Bill: Directed by Bernard Rose, the 1989 film Paperhouse stars Charlotte Burke as Anna, an 11-year-old girl struck by a mysterious illness. Each time she loses consciousness, she finds herself inside the stark drawing she made in the movie’s first scene: an isolated house near the sea, where she quickly learns that what she draws affects this world. For instance, before she can meet the sad-faced boy she sketched in the second-story window she has to draw stairs so she can go up to him. More disturbing is the question as to whether his inability to walk is because she didn’t give him legs in her original drawing. Two further elements darken the film. One is the blurring of worlds — Anna’s doctor is also caring for a young boy named Marc who cannot walk and is dying. The other is Anna’s father, whose absence and past drinking in the real world cause pain and anger for Anne, but whose appearance in the house-world is truly horrifying thanks to the way she accidentally drew him at first and then tried, unsuccessfully to scribble over him. The house isn’t onscreen as much here as in most haunted house films, but I love its Weird-Wyeth vibe that gradually morphs from whimsical to surreal to nightmarish to hellscape, as well as how its haunting nature is more within Anna’s mind than any exterior force. I recall absolutely loving Paperhouse when I saw it originally, and it held up pleasingly well in the rewatch I did this week for this piece.

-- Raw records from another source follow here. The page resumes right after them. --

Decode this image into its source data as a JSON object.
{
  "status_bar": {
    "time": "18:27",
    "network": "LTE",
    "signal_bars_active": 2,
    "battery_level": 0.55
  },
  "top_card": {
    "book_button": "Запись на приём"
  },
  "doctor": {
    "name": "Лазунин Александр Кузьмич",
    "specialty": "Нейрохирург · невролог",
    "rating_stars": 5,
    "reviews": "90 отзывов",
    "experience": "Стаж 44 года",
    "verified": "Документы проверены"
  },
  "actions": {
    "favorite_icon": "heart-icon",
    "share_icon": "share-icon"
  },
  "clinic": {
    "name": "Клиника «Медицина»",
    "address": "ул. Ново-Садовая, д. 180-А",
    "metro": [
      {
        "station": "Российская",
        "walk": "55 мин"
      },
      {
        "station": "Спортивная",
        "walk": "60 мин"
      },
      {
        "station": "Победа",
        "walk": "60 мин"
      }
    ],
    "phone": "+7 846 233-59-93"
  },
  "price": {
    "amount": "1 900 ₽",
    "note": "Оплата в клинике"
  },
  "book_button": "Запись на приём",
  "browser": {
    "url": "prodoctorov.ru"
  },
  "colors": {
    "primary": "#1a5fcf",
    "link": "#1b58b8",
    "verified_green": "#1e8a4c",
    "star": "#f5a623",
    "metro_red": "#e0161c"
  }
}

Bill: I am, I confess, going to cheat twice here with my book recommendations. Once by giving two recommendations and a second time by linking to my reviews of the two books for a more detailed description. The first is David Mitchell’s Slade House, a tight little novel (barely over 200 pages) whose haunted house appears Brigadoon-like every ten years or so, much to the dismay of those poor singular souls who finds themselves venturing inside it in each of the five linked stories. A great mix of haunted house tropes, vividly poignant characterizations, and a neat structure. Daniel Woods similarly makes use of the linked- stories-centered-on-a-single-house structure in North Woods. More a series of character studies than a scary story, the novel-in-story-form is nonetheless suffused with the supernatural, making it a haunted house of a different color (more pastel than bloody red), one that rewards in its own fashion.
Marion: Starling House, Alix E. Harrow’s 2023 creation from the book of the same name, has a taste for human blood. Although it has never been on the electrical grid, sometimes late at night a single light shines from an attic room like a beacon. The gates to the house, festooned with grotesque creatures, are always locked. And yet. In Harrow’s latest work she introduces a house that is frightening and yet not evil. We follow Starling scion Arthur and scrappy loser Opal through the blighted town of Eden, Kentucky, and also on their quest through Starling House, which protects the path to a hidden and alien world. The house is neither haunted nor evil, but it has strong opinions, and God help anyone who tries to thwart its mission. Harrow’s magical house has moods and demonstrates those moods in tangible and memorable ways. I respect Starling House—from afar.
What’s your favorite spooky house? One commenter will get a hardback edition of Alix E. Harrow’s Starling House, or a $5 Amazon gift card if you prefer. If your address is outside of the United States, you will get the gift card.